**The task:**
Please give nothing except the number of lines in the records below that include the word "text".

[App and web page records]

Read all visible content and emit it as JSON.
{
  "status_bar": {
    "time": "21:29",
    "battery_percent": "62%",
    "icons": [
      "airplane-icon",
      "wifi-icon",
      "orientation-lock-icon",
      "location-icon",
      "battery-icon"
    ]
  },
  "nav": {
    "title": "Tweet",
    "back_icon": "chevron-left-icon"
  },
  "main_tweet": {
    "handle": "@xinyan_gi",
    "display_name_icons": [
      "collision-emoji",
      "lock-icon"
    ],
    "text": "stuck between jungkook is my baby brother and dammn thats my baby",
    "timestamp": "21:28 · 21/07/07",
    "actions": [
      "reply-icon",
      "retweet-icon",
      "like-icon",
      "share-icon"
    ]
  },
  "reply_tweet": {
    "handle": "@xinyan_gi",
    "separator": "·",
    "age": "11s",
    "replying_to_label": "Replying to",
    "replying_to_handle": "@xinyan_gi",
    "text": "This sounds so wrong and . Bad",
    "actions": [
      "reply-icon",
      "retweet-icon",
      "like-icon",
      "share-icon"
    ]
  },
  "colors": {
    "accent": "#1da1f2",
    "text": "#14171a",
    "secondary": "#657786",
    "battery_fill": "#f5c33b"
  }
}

**Written response:**
3